It matters for very obvious reasons and for SO many reasons beyond what is completely obvious.
I'm writing about this topic from a foster parenting perspective... One that I didn't always understand or hold for myself... at least not until I became a foster parent and loved not only the child in my home, but also his mom, his brother and sister, his grandparents, his great grandparents, his cousins, his aunts and his uncles...
To be completely honest, I hadn't thought too much about any of these people beyond him and his mom, who, in my pre-foster parenting ignorance, I assumed some pretty terrible and completely false things about.
So when it came to sharing his chubby cheeks and thighs for days, what could it hurt, right? Guys, it was Christmas time. WHAT WAS I SUPPOSED TO DO?? How could I keep this gift to myself when all I wanted to do was tell the world what a blessing and gift I had received!?!? Sooo... naturally I did the obvious... what any proud new mom would do: I shared his cute little tush on Facebook.
The problem...? I wasn't his mom that Christmas.
Somebody else was.
And guess what... for the same reasons that I knew her name, she knew my name. And so did her family.
I didn't realize it at the time, but when I posted that sweet little penguin tush publicly on Facebook I was doing a lot more than sharing my immense joy with the world. I was sharing somebody else's enormous, devastating and tragic loss with the world. And please note: I wasn't just sharing it privately... I was celebrating it publicly, and inviting my Facebook world to celebrate it with me.
Y'all... the instant I hit 'post', I became a Christmas villain!
And I lived as that villain for a while without even knowing it.
Then one day, I met that sweet baby boy's mom... and then I met the rest of his family, and as I grieved over my villain heart, I began witnessing God changing it. It was not easy, it was a painful yet refining fire... it ached to see the dark filthiness of my heart, and at the same time was so beautiful to see the sanctifying work God did in all of that villainous mess.

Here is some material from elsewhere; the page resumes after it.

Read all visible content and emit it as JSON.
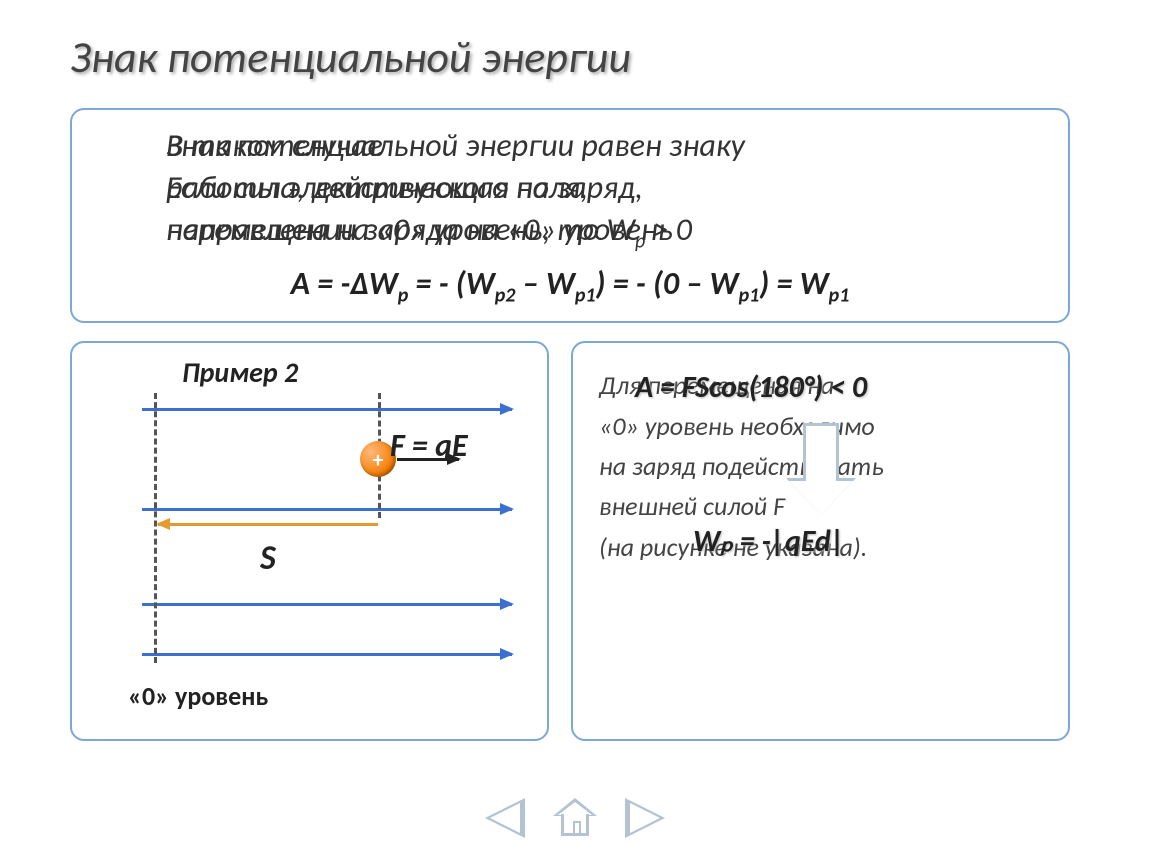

No more than a minute after we met his family, they became our family. I have cherished these people from the moment I met them... so the day one of these people I love shared with me the pain that she felt that Christmas day when she searched my name on Facebook to find a stranger celebrating something that was so deeply devastating to her and her family... that's the day I realized I didn't get it... not even a little bit. I didn't get any of the true reasons why confidentiality in foster care is so important.
I think I get it now, or at least some of it.... and I know that I crossed the line many times. No doubt, I learned this the hard way... but I’m grateful that I learned it, and I hope you’ll read on, as I’d like to share some of what I have learned on this important topic from my experiences in respite care with teenagers and as a foster and adoptive parent.
In the next couple of posts, I’ll lay out why I believe it is so important to keep confidential the faces, names and details of these children we have the opportunity to love, whether for a short time or forever. Then I’ll share some thoughts on how to go about doing that in a world of social media and curiosity, and of course, some of my own failures and observations that led me to these points.